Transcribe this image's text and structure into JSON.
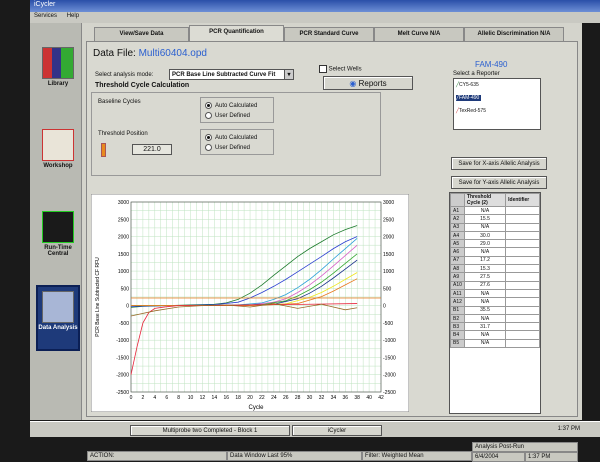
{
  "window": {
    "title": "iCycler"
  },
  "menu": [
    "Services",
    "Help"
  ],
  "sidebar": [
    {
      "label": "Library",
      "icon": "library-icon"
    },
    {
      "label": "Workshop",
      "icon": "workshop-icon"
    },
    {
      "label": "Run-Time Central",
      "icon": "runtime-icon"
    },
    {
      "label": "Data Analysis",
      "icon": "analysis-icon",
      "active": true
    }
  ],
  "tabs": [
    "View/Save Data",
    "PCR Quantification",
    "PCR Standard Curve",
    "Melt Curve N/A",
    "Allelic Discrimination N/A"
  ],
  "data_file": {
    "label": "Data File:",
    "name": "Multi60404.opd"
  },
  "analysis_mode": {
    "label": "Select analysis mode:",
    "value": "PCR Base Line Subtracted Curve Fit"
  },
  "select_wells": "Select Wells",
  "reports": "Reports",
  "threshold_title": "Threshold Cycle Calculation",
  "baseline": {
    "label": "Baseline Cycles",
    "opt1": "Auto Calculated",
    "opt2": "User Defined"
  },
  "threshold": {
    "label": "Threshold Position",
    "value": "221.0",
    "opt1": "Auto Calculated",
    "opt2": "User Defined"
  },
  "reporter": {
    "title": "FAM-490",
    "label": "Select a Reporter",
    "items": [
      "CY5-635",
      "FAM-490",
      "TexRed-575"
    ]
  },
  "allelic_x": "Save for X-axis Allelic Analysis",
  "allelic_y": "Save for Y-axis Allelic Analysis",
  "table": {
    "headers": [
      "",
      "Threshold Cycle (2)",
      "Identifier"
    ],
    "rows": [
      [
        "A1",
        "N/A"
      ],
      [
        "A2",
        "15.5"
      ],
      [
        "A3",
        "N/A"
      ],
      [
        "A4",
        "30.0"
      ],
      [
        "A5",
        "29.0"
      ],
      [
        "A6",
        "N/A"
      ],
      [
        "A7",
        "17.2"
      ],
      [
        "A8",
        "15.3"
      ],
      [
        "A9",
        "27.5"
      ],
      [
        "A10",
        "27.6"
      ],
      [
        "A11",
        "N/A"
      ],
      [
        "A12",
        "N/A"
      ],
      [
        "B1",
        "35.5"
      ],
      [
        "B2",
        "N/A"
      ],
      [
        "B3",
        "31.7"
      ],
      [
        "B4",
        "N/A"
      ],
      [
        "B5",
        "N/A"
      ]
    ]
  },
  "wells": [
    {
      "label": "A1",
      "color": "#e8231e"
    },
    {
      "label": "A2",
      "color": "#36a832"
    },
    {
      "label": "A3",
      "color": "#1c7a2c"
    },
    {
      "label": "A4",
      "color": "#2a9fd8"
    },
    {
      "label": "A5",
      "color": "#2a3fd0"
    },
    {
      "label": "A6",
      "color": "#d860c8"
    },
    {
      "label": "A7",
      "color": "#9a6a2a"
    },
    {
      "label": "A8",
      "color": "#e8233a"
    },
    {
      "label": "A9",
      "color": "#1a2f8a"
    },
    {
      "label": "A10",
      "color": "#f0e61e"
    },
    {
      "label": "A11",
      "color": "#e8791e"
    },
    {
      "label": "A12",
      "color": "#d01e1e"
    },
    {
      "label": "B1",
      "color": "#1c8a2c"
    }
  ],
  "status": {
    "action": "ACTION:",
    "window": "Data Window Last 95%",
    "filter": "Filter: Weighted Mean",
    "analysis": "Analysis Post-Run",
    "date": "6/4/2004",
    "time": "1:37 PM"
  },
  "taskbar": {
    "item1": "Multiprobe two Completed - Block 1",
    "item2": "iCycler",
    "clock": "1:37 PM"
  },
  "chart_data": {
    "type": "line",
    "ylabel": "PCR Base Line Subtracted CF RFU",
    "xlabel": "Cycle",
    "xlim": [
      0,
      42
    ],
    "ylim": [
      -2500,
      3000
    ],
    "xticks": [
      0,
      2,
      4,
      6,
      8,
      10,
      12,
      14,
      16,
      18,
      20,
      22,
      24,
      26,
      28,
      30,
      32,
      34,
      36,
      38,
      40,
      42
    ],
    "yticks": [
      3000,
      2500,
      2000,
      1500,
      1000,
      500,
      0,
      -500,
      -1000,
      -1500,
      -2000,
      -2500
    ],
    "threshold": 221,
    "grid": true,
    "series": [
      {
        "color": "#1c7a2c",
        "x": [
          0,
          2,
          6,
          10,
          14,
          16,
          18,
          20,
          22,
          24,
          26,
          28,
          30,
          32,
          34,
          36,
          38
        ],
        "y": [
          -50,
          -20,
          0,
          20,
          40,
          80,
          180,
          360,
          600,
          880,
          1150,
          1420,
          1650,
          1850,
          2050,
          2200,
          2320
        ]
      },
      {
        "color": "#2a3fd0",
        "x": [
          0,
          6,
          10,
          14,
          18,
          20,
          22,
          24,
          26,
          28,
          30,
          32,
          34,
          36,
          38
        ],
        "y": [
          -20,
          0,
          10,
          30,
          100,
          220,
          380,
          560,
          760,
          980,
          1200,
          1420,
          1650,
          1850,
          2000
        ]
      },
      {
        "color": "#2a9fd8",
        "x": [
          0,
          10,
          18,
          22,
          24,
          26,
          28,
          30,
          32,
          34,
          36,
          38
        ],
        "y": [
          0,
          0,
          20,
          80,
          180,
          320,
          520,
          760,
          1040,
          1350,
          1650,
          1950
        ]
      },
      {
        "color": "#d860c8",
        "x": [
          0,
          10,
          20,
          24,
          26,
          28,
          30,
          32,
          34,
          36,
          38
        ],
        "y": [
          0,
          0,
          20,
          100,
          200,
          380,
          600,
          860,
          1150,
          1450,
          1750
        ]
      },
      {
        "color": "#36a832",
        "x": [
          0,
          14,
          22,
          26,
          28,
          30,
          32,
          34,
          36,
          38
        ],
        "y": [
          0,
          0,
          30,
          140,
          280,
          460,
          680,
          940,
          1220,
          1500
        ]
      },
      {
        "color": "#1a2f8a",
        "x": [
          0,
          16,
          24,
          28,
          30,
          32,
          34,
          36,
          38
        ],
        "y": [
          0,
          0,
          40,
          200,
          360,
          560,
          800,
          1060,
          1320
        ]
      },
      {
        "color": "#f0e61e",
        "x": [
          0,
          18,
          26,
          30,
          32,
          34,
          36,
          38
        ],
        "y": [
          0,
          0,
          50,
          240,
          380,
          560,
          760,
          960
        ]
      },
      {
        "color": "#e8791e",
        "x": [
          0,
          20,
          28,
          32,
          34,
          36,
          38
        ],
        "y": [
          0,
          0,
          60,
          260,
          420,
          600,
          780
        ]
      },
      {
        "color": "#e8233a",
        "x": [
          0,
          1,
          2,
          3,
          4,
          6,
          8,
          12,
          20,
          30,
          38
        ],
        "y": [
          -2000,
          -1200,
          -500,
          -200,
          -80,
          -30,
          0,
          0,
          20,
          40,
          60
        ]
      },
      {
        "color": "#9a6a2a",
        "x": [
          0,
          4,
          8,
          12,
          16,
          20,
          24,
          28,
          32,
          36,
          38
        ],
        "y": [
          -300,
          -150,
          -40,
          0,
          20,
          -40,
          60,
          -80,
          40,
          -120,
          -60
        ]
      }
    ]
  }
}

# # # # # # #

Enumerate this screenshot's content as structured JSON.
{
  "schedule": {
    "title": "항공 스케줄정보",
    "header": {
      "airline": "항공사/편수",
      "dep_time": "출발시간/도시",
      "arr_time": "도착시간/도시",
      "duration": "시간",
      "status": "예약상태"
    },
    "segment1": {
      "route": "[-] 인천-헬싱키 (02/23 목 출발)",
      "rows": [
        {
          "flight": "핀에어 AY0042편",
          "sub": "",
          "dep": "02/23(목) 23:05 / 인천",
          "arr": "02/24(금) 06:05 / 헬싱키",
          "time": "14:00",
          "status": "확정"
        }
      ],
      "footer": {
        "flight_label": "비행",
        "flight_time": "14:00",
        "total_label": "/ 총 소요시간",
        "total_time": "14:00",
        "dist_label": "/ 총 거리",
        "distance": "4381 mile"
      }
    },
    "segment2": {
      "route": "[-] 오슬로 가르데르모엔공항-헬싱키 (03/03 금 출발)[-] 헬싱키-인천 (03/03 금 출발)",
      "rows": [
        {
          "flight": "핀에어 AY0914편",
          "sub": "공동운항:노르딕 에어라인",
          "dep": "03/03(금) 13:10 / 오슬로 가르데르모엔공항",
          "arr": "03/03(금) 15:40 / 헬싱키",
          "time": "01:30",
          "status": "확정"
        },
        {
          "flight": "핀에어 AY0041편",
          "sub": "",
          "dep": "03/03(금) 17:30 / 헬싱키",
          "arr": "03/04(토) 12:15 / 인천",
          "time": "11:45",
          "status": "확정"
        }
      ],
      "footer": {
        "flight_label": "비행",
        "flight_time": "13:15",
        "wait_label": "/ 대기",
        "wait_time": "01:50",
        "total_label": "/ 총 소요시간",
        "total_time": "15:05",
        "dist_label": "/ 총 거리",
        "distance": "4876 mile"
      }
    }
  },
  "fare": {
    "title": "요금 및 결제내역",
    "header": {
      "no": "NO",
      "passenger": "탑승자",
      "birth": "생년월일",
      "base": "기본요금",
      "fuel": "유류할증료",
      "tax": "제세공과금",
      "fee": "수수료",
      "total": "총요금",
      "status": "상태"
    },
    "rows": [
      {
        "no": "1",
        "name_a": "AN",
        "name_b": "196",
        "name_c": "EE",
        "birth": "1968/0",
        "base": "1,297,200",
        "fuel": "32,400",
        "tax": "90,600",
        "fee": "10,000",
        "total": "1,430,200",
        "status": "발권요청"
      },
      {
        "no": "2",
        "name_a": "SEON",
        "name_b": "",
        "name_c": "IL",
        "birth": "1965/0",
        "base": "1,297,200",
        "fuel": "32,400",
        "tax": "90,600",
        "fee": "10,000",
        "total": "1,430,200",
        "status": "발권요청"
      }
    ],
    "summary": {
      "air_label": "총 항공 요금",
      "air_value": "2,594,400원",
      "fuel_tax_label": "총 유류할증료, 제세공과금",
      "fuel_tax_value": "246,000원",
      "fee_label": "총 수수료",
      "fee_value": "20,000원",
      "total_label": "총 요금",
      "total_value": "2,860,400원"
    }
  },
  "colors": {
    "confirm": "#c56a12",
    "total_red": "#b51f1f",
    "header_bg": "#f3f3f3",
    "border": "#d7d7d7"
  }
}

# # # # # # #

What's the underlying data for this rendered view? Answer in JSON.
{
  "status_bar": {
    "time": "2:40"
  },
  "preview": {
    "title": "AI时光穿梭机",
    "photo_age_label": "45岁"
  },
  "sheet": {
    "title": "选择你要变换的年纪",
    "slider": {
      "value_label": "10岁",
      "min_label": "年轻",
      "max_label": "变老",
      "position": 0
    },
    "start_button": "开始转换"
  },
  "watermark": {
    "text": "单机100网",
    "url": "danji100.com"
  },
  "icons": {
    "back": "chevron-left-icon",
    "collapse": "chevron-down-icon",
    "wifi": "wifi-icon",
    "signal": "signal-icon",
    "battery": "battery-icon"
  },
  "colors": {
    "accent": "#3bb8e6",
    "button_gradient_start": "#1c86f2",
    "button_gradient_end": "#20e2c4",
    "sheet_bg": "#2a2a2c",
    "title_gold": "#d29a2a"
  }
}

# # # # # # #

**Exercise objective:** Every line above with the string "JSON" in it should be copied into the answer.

**Answer below:**
Transcribe this image's text and structure into JSON.
Enumerate this screenshot's content as structured JSON.
What's the underlying data for this rendered view? Answer in JSON.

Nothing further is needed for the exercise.